BURR, if you’re an expert, why weren’t you at the county or city bike committee meetings to provide input? Feedback’s important, and both the city and the county put these projects before their respective committees to get input before changes are made. The planners don’t always accommodate committee (or public) input, but usually they do.
If you don’t show, *no* changes will be made. It’s fine & dandy to complain after the fact, but why not be part of the process rather than part of the postscript?
Thanks but no thanks, I’ve spent plenty of time in those trenches already and I consider myself retired from the mind-numbing public planning process.
My point is simply that, if they are going to dedicate even one or two more feet of hard-to-come-by road space to cyclists, they should at least make it all usable space.
And I’ll continue to stand by my assertion that one eight foot bike lane (or two four foot same-direction bike lanes [essentially a continuation of the passing lane design on the viaduct approach]) would have been a much better and more thoughtful design for this location than the buffer zone that was installed.

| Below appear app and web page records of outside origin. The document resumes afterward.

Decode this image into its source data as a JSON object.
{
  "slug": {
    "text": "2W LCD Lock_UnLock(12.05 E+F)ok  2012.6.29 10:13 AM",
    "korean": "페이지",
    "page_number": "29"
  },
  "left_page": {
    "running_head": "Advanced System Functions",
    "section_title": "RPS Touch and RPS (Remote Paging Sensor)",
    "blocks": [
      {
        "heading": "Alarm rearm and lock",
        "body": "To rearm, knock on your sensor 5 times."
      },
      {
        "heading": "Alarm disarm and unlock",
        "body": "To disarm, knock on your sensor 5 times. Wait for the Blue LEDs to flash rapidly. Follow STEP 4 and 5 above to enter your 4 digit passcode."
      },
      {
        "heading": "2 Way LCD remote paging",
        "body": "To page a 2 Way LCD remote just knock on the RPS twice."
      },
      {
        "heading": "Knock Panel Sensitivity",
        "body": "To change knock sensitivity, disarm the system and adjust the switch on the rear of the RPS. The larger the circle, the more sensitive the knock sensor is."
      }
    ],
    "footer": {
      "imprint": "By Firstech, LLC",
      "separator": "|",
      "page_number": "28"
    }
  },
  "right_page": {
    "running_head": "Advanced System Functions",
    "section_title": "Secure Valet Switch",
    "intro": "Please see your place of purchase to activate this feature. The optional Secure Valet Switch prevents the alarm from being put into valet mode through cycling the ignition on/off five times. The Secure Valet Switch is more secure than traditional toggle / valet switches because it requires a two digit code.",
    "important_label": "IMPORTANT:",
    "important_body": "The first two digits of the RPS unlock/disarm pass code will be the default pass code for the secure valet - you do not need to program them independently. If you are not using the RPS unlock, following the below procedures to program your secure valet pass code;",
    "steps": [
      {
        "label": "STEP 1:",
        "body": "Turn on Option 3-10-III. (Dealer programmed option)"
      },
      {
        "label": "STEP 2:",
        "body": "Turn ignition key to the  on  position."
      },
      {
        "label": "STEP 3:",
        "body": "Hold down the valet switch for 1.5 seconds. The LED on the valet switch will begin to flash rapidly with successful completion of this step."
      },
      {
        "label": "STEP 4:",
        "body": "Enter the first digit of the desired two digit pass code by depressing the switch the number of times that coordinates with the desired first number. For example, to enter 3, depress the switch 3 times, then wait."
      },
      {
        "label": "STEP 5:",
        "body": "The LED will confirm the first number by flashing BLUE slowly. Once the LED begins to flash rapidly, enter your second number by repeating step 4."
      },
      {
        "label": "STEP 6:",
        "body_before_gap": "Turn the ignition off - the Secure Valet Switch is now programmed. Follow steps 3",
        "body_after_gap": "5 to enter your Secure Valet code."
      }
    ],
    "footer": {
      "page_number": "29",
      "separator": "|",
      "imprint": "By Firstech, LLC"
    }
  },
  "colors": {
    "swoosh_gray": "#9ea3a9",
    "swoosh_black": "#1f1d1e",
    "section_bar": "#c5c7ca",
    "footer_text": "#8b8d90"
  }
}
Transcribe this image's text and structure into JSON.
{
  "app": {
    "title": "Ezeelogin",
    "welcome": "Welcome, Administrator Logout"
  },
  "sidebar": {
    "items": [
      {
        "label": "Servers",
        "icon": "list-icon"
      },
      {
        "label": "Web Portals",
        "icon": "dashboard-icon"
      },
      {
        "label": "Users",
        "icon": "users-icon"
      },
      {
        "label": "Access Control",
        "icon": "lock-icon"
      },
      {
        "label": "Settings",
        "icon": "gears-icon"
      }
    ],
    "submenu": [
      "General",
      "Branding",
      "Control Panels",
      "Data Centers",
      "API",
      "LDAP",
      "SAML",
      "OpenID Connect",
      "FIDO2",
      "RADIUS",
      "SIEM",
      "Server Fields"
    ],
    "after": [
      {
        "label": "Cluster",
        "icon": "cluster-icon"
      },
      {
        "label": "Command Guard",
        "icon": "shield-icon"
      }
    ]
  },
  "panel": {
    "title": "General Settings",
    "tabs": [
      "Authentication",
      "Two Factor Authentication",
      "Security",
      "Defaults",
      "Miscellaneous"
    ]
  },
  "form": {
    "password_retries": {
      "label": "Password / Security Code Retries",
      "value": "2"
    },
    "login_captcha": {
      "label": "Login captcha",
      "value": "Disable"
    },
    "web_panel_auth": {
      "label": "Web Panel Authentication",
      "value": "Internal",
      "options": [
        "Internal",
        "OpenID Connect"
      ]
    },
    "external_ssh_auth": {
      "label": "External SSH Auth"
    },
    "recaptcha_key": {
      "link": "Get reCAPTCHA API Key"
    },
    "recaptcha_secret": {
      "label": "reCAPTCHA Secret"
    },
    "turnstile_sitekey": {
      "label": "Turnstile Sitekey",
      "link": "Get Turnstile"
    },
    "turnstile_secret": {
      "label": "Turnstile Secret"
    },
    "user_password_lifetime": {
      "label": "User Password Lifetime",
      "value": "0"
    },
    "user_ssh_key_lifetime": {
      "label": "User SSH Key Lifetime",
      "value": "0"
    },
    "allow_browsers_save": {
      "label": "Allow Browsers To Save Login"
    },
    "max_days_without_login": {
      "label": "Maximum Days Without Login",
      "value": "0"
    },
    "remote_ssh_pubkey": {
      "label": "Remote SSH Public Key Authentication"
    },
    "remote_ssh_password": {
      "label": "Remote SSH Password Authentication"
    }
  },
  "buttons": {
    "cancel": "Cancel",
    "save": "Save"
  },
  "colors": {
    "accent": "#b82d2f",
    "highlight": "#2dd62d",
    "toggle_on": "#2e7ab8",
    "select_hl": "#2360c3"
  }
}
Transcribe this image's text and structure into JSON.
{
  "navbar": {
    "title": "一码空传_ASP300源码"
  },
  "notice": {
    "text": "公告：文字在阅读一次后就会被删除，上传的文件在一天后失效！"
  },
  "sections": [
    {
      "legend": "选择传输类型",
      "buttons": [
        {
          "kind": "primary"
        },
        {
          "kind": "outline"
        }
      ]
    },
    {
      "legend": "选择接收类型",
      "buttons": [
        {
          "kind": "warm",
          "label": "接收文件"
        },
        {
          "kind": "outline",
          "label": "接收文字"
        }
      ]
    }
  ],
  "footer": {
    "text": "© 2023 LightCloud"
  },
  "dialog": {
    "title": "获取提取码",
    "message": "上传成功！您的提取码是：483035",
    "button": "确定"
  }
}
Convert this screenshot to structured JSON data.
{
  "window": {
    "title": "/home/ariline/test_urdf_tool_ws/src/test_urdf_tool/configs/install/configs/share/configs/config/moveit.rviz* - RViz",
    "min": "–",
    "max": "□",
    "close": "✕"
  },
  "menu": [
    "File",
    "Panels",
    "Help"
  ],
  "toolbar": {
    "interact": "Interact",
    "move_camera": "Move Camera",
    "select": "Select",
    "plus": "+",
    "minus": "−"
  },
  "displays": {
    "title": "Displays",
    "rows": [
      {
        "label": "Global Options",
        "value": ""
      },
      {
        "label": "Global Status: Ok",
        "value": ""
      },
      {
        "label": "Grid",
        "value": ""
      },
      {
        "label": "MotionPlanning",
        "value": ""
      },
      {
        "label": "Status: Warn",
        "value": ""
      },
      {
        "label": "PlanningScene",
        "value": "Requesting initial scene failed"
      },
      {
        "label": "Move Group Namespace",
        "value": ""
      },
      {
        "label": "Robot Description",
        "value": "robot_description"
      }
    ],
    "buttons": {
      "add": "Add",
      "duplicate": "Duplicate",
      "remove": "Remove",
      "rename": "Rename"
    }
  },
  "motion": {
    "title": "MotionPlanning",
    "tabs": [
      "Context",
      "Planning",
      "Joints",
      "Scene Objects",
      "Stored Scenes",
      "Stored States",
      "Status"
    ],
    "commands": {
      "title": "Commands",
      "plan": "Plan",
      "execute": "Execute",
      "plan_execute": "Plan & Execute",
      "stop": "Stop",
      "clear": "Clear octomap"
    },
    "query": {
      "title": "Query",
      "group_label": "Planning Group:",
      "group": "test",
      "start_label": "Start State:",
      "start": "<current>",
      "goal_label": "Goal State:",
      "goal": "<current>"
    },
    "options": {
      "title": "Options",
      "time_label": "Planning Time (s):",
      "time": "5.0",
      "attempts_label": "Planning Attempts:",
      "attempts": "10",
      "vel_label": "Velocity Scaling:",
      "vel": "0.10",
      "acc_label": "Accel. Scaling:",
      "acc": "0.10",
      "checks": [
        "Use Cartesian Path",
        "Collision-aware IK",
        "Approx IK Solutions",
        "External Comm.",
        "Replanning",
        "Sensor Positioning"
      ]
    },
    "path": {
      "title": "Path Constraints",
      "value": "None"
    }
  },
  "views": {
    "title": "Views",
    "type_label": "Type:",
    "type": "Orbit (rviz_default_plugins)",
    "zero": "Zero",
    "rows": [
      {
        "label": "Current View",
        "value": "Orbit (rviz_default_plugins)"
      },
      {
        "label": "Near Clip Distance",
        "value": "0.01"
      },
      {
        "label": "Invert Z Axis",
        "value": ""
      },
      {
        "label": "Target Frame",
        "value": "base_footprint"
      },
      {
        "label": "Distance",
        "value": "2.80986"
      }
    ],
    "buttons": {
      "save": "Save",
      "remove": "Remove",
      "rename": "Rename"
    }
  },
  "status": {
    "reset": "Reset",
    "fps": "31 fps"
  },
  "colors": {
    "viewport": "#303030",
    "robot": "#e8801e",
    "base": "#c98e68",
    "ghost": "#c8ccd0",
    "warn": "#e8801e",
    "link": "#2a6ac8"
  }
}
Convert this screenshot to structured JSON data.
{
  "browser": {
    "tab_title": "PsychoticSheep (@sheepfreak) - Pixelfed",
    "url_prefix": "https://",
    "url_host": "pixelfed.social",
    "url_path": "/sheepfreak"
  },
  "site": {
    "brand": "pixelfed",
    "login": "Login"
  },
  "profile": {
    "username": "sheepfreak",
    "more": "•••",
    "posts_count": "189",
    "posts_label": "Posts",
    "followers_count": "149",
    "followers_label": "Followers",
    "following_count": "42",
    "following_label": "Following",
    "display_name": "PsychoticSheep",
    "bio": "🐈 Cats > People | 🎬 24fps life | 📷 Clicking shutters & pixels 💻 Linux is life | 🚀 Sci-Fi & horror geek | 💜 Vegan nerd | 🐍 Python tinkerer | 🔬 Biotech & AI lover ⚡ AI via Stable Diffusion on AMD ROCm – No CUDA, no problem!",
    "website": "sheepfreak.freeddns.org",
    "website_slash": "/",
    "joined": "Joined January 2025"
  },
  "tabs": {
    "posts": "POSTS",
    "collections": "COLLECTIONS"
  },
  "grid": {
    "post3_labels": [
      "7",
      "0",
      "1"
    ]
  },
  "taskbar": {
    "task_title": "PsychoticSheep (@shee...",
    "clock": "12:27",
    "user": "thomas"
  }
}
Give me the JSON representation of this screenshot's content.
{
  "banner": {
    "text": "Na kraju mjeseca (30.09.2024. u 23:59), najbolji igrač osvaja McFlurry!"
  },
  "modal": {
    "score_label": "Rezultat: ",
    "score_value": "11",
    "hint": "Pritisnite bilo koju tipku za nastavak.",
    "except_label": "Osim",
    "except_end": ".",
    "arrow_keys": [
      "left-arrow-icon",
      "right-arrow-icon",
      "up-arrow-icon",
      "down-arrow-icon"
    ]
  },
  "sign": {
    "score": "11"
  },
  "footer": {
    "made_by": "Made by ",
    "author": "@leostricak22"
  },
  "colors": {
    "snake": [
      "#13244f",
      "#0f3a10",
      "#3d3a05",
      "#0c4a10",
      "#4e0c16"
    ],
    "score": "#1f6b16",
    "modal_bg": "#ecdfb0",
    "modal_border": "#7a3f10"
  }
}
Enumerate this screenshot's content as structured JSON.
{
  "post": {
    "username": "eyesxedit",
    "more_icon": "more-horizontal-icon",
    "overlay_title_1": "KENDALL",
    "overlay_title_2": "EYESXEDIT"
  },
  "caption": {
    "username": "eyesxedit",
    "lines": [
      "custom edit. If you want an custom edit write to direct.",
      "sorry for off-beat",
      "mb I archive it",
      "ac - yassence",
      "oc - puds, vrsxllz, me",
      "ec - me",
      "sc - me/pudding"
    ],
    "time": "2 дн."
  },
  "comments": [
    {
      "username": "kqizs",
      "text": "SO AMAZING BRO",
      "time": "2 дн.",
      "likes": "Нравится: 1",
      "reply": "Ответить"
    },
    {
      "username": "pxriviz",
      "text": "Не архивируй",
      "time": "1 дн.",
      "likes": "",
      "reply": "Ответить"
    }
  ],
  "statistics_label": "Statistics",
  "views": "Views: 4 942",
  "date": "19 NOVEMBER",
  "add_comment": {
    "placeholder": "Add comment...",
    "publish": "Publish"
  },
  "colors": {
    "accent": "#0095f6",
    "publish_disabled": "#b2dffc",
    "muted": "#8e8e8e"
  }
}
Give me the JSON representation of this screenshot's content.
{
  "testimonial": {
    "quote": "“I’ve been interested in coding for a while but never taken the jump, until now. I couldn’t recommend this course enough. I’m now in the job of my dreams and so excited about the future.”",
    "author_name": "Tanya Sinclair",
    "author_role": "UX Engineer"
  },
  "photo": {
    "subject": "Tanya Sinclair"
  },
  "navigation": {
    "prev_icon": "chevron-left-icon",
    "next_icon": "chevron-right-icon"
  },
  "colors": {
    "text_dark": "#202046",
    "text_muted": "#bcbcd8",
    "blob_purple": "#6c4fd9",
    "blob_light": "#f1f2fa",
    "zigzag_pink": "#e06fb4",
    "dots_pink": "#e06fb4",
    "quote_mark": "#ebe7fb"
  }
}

And everyone else disagrees with you…
could you narrow that display to situations involving uphill approaches to an MUP over a bridge? thanks.
a continuation of the passing lane would provide infrastructure that actually benefits experienced cyclists who use this facility year round. i don’t think pbot or chris_i is interested in this type of infrastructure.
i had no problem with the chevrons when i passed *everyone* this morning.
i did have to swerve out into the vehicle lane to avoid a clueless commuter who abruptly entered the fast lane/buffer without a glance backwards. i am really looking forward to the rainy season.
I rode westbound over the Hawthorn bridge this morning and didn’t even notice the extra stripe.
That does not however prevent me from complaining about it. What sort of black-hearted monster of a transportation department foisted this travesty upon the unsuspecting cycling public? The wide stripes are too narrow and the narrow lane is too wide. It makes fast riders slow and slow riders slower all while giving Segway riding tourists an undeserved sense of entitlement that they wear with haughty disdain.
and I mean it!
Can’t wait to see it. And I can’t wait to see the buffered (double lines) and reflectors on the Burnside Bridge.
They would need to cut the eastbound lanes down from 3 to 2. I can’t see PBOT doing this any time soon. This would affect vehicle throughput going east.
I hear that. But hey, two lanes would leave room for a buffered bike land AND planter boxes 🙂
I hear that. But hey, two lanes would leave room for a buffered bike lane AND planter boxes 🙂